That comes from Professor Griff, Public Enemy's former "minister of information" (whose fierce pro-Nation of Islam comments got him fired from the group in 1989) and the man behind both of Public Enemy's soundtrack contributions. Griff claims his 15-year-old son is obsessed by video games. "He's like the game-crazy guy," said Griff. "The things I have to go through as a parent to pull my son away from a game — it's ridiculous."

Griff was happy for the work but wanted to throw something into the song to rattle even the most zombified gamers. "The addictive nature of the game kind of pulls you in," he said. "So can I say something — one, two lines that are positive — to say, OK, now that you've spent four hours on the game, can you go read a book and educate yourself?"

Griff admits he's a gaming novice, saying he missed out on the trend during Public Enemy's late-'80s glory days because he was too focused on black power and consciousness-raising. "There wasn't no games dealing with the revolution," he said.

But when Atari came calling for the group to contribute to "Driver," Griff dug into his digital vaults of old Public Enemy beats and vocals to stitch together a pair of new songs.

Griff reached out to the rest of the group for feedback, but there was little to be had. He e-mailed Flava Flav and tried unsuccessfully to call Terminator X. He did get Chuck D on the phone. "Chuck said, 'Good job,' and I'm like, 'Come on, dude, tell me about the song. What did you think?' " Chuck said he liked the songs and left it at that.

Flash and Griff's distance from today's gaming culture may make them unlikely contributors for a video-game soundtrack, but their outsider status has also given them a fresh perspective. Flash immersed himself into the "Driver: Parallel Lines" story, focusing on the main character and his frustrations with the prison stint that acts as the game's midway point and divides its two eras.

"I kind of became him," Flash said of the character simply known by the initials T.K. He described an extensive series of e-mail and in-person briefings he got from Atari representatives to learn about the plot and find the appropriate mood for songs. That left Flash with an observation about how music fits, or fails to fit, into today's games. "A lot of times I can hear there's not a marriage," he said. "It just happens to be a hot scene or a hot game with a hot record but not definitively a marriage between the visuals and the music." He hopes his two songs are the exception.

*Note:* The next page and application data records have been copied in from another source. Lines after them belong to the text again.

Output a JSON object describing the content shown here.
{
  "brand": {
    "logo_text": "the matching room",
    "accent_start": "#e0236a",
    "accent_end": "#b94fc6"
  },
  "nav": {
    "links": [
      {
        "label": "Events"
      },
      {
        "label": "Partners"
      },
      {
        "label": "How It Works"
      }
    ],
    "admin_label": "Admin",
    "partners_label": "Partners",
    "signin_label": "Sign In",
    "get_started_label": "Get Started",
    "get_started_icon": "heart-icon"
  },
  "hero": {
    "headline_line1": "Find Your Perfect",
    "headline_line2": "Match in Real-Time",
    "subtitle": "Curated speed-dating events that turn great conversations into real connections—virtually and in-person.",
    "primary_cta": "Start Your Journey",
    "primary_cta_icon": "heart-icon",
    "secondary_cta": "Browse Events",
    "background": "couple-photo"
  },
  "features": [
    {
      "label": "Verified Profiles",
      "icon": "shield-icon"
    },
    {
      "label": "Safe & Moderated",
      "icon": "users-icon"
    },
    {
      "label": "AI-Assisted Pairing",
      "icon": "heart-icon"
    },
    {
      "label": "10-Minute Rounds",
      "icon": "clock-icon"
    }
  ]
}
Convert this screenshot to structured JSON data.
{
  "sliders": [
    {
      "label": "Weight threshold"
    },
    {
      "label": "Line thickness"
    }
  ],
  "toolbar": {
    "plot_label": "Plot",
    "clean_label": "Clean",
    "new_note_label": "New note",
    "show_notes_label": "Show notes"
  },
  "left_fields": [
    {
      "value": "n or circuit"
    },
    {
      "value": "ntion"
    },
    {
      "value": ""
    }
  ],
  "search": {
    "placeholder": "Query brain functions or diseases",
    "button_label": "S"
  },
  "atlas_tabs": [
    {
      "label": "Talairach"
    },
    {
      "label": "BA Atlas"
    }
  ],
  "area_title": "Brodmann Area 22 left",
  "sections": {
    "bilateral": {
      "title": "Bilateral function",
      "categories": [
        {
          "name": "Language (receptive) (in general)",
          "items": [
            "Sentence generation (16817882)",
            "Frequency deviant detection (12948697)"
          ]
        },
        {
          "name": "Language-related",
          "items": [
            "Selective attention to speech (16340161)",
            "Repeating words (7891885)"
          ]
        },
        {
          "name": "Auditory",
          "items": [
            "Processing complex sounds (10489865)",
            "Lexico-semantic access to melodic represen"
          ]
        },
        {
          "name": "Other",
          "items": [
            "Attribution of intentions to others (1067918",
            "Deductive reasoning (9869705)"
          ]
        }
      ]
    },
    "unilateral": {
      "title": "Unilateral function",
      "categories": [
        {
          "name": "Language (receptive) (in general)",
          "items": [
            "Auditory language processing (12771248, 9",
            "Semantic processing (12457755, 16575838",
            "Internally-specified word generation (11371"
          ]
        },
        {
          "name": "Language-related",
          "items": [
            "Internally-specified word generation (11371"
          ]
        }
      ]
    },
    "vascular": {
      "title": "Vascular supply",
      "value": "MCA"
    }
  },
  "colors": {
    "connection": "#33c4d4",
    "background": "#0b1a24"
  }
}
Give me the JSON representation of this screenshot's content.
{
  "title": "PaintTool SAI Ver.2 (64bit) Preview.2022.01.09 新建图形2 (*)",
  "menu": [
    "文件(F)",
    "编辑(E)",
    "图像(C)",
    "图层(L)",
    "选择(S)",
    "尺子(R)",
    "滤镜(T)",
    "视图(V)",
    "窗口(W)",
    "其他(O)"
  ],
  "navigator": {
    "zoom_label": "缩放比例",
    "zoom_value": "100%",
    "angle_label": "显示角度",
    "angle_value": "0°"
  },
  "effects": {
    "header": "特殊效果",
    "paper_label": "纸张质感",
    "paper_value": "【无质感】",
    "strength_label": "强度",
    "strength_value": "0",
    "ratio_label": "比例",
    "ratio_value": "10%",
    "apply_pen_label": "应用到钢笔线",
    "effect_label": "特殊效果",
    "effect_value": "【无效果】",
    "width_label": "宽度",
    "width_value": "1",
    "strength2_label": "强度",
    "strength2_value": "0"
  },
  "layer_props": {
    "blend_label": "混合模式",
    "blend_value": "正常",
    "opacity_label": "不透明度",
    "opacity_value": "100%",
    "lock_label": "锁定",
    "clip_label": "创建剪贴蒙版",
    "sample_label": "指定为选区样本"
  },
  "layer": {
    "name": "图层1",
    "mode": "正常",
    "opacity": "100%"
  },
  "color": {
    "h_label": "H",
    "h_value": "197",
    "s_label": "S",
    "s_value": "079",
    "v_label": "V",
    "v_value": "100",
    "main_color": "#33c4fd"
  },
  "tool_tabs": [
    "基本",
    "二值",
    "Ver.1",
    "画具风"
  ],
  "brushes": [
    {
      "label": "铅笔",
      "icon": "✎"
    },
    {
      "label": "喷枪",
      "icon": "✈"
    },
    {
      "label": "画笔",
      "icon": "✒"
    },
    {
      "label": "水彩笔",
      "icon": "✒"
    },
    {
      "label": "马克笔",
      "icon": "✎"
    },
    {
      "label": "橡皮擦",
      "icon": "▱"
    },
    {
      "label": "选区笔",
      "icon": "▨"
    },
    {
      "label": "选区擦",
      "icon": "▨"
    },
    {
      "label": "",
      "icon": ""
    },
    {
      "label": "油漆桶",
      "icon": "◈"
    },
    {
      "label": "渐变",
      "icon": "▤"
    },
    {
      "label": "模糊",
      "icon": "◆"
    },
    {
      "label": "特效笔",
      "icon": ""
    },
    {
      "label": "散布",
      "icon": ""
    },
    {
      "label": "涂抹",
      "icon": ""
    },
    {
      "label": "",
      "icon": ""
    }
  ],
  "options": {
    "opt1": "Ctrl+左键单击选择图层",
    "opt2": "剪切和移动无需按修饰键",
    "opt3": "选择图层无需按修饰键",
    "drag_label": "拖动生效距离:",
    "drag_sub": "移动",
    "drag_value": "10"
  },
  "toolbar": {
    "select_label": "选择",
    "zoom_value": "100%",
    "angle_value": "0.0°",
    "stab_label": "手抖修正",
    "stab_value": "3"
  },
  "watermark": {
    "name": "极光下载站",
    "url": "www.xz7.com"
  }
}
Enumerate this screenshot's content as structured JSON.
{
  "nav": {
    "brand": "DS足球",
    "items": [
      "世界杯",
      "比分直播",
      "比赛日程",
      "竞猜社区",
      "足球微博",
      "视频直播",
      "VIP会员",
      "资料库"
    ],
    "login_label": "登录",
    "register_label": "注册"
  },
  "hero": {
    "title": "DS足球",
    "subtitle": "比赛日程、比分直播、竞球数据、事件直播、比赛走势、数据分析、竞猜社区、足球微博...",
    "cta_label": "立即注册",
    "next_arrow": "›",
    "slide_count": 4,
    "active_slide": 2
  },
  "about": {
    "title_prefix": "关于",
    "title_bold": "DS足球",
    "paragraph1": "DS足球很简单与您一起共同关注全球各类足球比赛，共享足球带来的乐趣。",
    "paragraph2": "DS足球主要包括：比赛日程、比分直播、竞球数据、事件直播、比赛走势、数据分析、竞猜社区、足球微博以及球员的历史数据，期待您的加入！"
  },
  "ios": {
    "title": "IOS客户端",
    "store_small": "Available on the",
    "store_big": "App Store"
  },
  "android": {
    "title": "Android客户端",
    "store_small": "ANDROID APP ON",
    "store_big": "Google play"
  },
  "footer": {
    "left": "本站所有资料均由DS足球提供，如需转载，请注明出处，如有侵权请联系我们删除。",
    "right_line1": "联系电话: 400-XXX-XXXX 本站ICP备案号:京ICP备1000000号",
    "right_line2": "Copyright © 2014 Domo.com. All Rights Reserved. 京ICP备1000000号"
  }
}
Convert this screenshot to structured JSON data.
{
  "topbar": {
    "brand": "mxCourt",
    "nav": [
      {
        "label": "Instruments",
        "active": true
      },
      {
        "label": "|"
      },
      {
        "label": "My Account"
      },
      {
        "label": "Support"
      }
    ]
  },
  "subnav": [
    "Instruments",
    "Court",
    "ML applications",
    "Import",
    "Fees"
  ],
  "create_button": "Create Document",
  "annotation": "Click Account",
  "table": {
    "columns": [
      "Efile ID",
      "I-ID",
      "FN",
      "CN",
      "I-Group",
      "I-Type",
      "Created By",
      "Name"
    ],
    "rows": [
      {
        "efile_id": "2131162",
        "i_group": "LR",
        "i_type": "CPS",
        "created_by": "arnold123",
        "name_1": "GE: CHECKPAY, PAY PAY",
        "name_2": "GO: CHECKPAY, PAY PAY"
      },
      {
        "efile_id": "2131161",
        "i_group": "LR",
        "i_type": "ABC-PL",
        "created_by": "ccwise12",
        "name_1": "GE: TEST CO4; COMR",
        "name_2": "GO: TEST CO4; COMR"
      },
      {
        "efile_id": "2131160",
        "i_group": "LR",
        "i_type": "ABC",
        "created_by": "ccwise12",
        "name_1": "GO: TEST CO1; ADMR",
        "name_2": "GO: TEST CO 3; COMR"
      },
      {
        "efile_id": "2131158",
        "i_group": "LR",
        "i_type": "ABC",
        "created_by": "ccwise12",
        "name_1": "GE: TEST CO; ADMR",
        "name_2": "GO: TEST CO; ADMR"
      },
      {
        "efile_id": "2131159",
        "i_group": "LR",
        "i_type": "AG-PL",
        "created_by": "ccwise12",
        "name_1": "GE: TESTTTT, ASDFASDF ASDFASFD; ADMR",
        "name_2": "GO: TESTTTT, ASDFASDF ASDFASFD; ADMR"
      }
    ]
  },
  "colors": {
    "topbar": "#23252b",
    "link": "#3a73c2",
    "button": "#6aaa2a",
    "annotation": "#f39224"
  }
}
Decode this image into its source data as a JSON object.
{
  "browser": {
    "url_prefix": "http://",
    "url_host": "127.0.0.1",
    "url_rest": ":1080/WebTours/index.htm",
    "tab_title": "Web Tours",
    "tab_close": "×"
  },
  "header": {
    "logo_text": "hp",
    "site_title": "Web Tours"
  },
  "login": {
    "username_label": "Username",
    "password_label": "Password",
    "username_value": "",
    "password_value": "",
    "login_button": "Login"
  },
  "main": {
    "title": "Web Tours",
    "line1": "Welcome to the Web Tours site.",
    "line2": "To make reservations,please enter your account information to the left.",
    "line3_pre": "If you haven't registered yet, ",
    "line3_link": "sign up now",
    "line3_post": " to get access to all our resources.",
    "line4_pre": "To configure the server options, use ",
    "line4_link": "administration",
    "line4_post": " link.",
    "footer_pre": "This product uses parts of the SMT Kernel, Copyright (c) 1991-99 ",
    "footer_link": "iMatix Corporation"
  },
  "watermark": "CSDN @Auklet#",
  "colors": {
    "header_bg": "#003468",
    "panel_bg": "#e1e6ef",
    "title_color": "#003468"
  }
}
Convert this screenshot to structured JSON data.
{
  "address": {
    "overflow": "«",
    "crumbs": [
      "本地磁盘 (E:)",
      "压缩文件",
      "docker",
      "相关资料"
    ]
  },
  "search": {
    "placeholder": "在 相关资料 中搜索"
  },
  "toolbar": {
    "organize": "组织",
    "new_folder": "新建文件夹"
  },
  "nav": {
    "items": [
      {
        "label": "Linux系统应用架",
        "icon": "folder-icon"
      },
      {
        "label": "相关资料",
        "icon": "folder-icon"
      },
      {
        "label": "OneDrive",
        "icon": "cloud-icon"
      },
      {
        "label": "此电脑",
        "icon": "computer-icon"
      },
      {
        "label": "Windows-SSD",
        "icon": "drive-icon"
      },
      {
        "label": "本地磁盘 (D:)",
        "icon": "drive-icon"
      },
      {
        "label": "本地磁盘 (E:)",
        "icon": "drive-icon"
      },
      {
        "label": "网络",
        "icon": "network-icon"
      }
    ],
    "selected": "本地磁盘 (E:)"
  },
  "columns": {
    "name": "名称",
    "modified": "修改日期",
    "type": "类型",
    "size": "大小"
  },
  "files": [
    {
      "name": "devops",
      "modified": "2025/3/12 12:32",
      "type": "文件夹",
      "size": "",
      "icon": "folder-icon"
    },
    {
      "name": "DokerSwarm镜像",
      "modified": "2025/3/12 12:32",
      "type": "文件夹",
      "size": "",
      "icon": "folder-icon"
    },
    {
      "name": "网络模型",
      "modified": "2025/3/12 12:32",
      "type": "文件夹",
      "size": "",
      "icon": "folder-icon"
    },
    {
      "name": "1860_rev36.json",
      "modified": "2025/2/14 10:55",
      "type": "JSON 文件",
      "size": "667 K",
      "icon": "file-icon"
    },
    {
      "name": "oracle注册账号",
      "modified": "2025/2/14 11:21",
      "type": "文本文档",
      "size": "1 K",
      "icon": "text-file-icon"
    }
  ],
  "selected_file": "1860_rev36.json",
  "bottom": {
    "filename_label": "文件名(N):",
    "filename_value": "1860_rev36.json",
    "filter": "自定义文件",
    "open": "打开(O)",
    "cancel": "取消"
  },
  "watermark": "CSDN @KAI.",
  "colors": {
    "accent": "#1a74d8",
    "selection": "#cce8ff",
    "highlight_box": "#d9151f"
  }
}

And Griff's take? He's wondering about the ways hip-hop is used in the industry. "What other kinds of games can we make that feature the talents that hip-hop artists have to offer?" he asked. "Is it always gonna be the driving, shoot-'em-up, bang-bang kind of games?"

He still recommends people play the new "Driver: Parallel Lines," which will be available for PS2 and Xbox on March 14. After that, he suggests they read a book.

Original songs featured in "Driver: Parallel Lines":

  • Audio Bullys - "Rock Till I'm Rolling"
  • Arthur Baker - "Everybody Reverberate"
  • Grandmaster Flash - "Get Out My Way"
  • Grandmaster Flash - "You Will Pay"
  • Life Savas featuring Vernon Reed - "Driver"
  • Mylo - "Muscle Cars" (remix)
  • Paul Oakenfold - "Addicted to Speed"
  • Public Enemy - "Narcissistic Fix"
  • Public Enemy - "Now What U Gon Due"
  • Suicide - "PopTheBlue"
  • Yeah Yeah Yeahs - "Sealings"